Problem statement :: Restate the full set of records exactly, without adding or dropping a word.

(Records from a data source)
○ ○ ○ ○
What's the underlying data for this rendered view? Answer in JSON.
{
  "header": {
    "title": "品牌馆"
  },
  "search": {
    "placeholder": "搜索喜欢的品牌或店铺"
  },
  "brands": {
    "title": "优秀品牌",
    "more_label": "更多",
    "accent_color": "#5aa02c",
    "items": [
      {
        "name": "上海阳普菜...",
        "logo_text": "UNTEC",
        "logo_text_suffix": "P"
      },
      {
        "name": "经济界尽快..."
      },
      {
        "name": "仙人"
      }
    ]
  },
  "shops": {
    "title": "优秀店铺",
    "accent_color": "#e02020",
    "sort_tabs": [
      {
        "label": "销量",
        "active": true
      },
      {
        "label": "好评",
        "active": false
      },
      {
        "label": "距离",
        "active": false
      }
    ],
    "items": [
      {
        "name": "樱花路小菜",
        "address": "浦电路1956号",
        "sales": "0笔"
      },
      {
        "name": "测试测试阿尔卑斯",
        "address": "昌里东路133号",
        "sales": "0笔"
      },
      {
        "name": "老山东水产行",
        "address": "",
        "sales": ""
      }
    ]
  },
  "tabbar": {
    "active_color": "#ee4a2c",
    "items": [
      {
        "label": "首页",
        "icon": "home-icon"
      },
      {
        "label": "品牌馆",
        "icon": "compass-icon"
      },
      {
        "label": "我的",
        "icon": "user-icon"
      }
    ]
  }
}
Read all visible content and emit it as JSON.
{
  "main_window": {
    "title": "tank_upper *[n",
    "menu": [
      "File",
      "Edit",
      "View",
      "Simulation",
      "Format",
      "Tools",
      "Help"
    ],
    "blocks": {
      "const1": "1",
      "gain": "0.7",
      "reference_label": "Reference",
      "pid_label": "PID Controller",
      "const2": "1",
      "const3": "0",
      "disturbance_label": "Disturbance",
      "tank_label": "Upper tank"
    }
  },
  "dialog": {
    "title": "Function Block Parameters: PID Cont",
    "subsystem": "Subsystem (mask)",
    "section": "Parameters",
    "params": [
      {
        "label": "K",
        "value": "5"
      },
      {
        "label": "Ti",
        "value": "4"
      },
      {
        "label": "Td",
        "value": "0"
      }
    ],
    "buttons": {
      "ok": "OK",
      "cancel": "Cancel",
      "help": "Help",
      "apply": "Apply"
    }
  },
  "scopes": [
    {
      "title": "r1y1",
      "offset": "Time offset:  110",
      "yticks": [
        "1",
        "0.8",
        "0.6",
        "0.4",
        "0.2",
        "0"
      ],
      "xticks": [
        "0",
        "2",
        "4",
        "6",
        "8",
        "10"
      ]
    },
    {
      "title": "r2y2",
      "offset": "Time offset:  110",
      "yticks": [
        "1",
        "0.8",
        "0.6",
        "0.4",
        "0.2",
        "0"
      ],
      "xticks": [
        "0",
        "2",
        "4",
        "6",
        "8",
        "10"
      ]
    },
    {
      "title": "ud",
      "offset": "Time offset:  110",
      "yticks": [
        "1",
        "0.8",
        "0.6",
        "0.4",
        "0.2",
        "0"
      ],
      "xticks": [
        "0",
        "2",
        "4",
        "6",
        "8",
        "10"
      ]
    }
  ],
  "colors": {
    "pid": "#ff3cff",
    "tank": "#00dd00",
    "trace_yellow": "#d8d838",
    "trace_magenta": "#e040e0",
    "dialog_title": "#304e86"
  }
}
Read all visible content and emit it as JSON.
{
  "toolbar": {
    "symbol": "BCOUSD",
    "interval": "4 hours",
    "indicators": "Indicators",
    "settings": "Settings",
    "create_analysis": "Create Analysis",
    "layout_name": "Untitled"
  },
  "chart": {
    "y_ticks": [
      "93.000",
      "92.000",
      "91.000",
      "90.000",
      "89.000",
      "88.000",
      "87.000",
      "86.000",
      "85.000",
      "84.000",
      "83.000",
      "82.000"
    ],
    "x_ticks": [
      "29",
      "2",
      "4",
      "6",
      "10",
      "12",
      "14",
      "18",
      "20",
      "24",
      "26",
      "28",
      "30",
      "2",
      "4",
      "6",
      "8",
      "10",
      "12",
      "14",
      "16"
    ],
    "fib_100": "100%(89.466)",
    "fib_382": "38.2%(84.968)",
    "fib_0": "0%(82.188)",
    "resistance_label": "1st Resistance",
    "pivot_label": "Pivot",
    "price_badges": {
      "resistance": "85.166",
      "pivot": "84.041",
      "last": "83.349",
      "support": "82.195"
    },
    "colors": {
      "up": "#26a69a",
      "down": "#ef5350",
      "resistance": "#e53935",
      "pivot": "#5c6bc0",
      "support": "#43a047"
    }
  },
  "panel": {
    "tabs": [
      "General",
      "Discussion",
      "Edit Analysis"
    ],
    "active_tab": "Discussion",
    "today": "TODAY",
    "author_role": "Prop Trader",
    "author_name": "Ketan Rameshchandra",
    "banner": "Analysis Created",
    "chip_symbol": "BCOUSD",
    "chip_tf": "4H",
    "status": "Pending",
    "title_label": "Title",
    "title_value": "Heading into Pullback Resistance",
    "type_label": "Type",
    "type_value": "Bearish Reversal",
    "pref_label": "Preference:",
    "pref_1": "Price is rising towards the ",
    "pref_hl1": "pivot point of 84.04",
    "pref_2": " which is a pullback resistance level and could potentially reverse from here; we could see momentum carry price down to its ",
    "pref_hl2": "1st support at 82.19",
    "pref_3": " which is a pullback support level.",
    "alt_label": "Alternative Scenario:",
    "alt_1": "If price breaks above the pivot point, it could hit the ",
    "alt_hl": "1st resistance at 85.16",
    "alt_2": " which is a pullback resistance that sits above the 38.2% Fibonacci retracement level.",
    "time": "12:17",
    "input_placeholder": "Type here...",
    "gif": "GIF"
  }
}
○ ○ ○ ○
Finished exercise ::
What's the underlying data for this rendered view? Answer in JSON.
{
  "header": {
    "title": "品牌馆"
  },
  "search": {
    "placeholder": "搜索喜欢的品牌或店铺"
  },
  "brands": {
    "title": "优秀品牌",
    "more_label": "更多",
    "accent_color": "#5aa02c",
    "items": [
      {
        "name": "上海阳普菜...",
        "logo_text": "UNTEC",
        "logo_text_suffix": "P"
      },
      {
        "name": "经济界尽快..."
      },
      {
        "name": "仙人"
      }
    ]
  },
  "shops": {
    "title": "优秀店铺",
    "accent_color": "#e02020",
    "sort_tabs": [
      {
        "label": "销量",
        "active": true
      },
      {
        "label": "好评",
        "active": false
      },
      {
        "label": "距离",
        "active": false
      }
    ],
    "items": [
      {
        "name": "樱花路小菜",
        "address": "浦电路1956号",
        "sales": "0笔"
      },
      {
        "name": "测试测试阿尔卑斯",
        "address": "昌里东路133号",
        "sales": "0笔"
      },
      {
        "name": "老山东水产行",
        "address": "",
        "sales": ""
      }
    ]
  },
  "tabbar": {
    "active_color": "#ee4a2c",
    "items": [
      {
        "label": "首页",
        "icon": "home-icon"
      },
      {
        "label": "品牌馆",
        "icon": "compass-icon"
      },
      {
        "label": "我的",
        "icon": "user-icon"
      }
    ]
  }
}
Read all visible content and emit it as JSON.
{
  "main_window": {
    "title": "tank_upper *[n",
    "menu": [
      "File",
      "Edit",
      "View",
      "Simulation",
      "Format",
      "Tools",
      "Help"
    ],
    "blocks": {
      "const1": "1",
      "gain": "0.7",
      "reference_label": "Reference",
      "pid_label": "PID Controller",
      "const2": "1",
      "const3": "0",
      "disturbance_label": "Disturbance",
      "tank_label": "Upper tank"
    }
  },
  "dialog": {
    "title": "Function Block Parameters: PID Cont",
    "subsystem": "Subsystem (mask)",
    "section": "Parameters",
    "params": [
      {
        "label": "K",
        "value": "5"
      },
      {
        "label": "Ti",
        "value": "4"
      },
      {
        "label": "Td",
        "value": "0"
      }
    ],
    "buttons": {
      "ok": "OK",
      "cancel": "Cancel",
      "help": "Help",
      "apply": "Apply"
    }
  },
  "scopes": [
    {
      "title": "r1y1",
      "offset": "Time offset:  110",
      "yticks": [
        "1",
        "0.8",
        "0.6",
        "0.4",
        "0.2",
        "0"
      ],
      "xticks": [
        "0",
        "2",
        "4",
        "6",
        "8",
        "10"
      ]
    },
    {
      "title": "r2y2",
      "offset": "Time offset:  110",
      "yticks": [
        "1",
        "0.8",
        "0.6",
        "0.4",
        "0.2",
        "0"
      ],
      "xticks": [
        "0",
        "2",
        "4",
        "6",
        "8",
        "10"
      ]
    },
    {
      "title": "ud",
      "offset": "Time offset:  110",
      "yticks": [
        "1",
        "0.8",
        "0.6",
        "0.4",
        "0.2",
        "0"
      ],
      "xticks": [
        "0",
        "2",
        "4",
        "6",
        "8",
        "10"
      ]
    }
  ],
  "colors": {
    "pid": "#ff3cff",
    "tank": "#00dd00",
    "trace_yellow": "#d8d838",
    "trace_magenta": "#e040e0",
    "dialog_title": "#304e86"
  }
}
Read all visible content and emit it as JSON.
{
  "toolbar": {
    "symbol": "BCOUSD",
    "interval": "4 hours",
    "indicators": "Indicators",
    "settings": "Settings",
    "create_analysis": "Create Analysis",
    "layout_name": "Untitled"
  },
  "chart": {
    "y_ticks": [
      "93.000",
      "92.000",
      "91.000",
      "90.000",
      "89.000",
      "88.000",
      "87.000",
      "86.000",
      "85.000",
      "84.000",
      "83.000",
      "82.000"
    ],
    "x_ticks": [
      "29",
      "2",
      "4",
      "6",
      "10",
      "12",
      "14",
      "18",
      "20",
      "24",
      "26",
      "28",
      "30",
      "2",
      "4",
      "6",
      "8",
      "10",
      "12",
      "14",
      "16"
    ],
    "fib_100": "100%(89.466)",
    "fib_382": "38.2%(84.968)",
    "fib_0": "0%(82.188)",
    "resistance_label": "1st Resistance",
    "pivot_label": "Pivot",
    "price_badges": {
      "resistance": "85.166",
      "pivot": "84.041",
      "last": "83.349",
      "support": "82.195"
    },
    "colors": {
      "up": "#26a69a",
      "down": "#ef5350",
      "resistance": "#e53935",
      "pivot": "#5c6bc0",
      "support": "#43a047"
    }
  },
  "panel": {
    "tabs": [
      "General",
      "Discussion",
      "Edit Analysis"
    ],
    "active_tab": "Discussion",
    "today": "TODAY",
    "author_role": "Prop Trader",
    "author_name": "Ketan Rameshchandra",
    "banner": "Analysis Created",
    "chip_symbol": "BCOUSD",
    "chip_tf": "4H",
    "status": "Pending",
    "title_label": "Title",
    "title_value": "Heading into Pullback Resistance",
    "type_label": "Type",
    "type_value": "Bearish Reversal",
    "pref_label": "Preference:",
    "pref_1": "Price is rising towards the ",
    "pref_hl1": "pivot point of 84.04",
    "pref_2": " which is a pullback resistance level and could potentially reverse from here; we could see momentum carry price down to its ",
    "pref_hl2": "1st support at 82.19",
    "pref_3": " which is a pullback support level.",
    "alt_label": "Alternative Scenario:",
    "alt_1": "If price breaks above the pivot point, it could hit the ",
    "alt_hl": "1st resistance at 85.16",
    "alt_2": " which is a pullback resistance that sits above the 38.2% Fibonacci retracement level.",
    "time": "12:17",
    "input_placeholder": "Type here...",
    "gif": "GIF"
  }
}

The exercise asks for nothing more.